### Required action
What is expected is a word-for-word copy of all the entries.

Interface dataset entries
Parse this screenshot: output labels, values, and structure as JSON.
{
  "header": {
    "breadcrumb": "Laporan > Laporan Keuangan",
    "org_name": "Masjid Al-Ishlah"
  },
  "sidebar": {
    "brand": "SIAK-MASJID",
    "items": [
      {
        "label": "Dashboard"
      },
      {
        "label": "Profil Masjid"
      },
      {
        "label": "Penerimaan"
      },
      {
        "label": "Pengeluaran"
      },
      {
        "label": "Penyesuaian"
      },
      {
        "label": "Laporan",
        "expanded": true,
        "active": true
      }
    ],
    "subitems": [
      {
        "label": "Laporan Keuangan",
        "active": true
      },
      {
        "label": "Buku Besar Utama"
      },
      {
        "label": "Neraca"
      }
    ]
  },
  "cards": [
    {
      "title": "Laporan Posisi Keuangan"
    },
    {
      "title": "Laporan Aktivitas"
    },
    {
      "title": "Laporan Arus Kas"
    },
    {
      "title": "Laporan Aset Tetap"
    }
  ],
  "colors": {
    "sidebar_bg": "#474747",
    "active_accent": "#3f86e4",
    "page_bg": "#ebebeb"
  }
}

### Written response
Parse this screenshot: output labels, values, and structure as JSON.
{
  "header": {
    "breadcrumb": "Laporan > Laporan Keuangan",
    "org_name": "Masjid Al-Ishlah"
  },
  "sidebar": {
    "brand": "SIAK-MASJID",
    "items": [
      {
        "label": "Dashboard"
      },
      {
        "label": "Profil Masjid"
      },
      {
        "label": "Penerimaan"
      },
      {
        "label": "Pengeluaran"
      },
      {
        "label": "Penyesuaian"
      },
      {
        "label": "Laporan",
        "expanded": true,
        "active": true
      }
    ],
    "subitems": [
      {
        "label": "Laporan Keuangan",
        "active": true
      },
      {
        "label": "Buku Besar Utama"
      },
      {
        "label": "Neraca"
      }
    ]
  },
  "cards": [
    {
      "title": "Laporan Posisi Keuangan"
    },
    {
      "title": "Laporan Aktivitas"
    },
    {
      "title": "Laporan Arus Kas"
    },
    {
      "title": "Laporan Aset Tetap"
    }
  ],
  "colors": {
    "sidebar_bg": "#474747",
    "active_accent": "#3f86e4",
    "page_bg": "#ebebeb"
  }
}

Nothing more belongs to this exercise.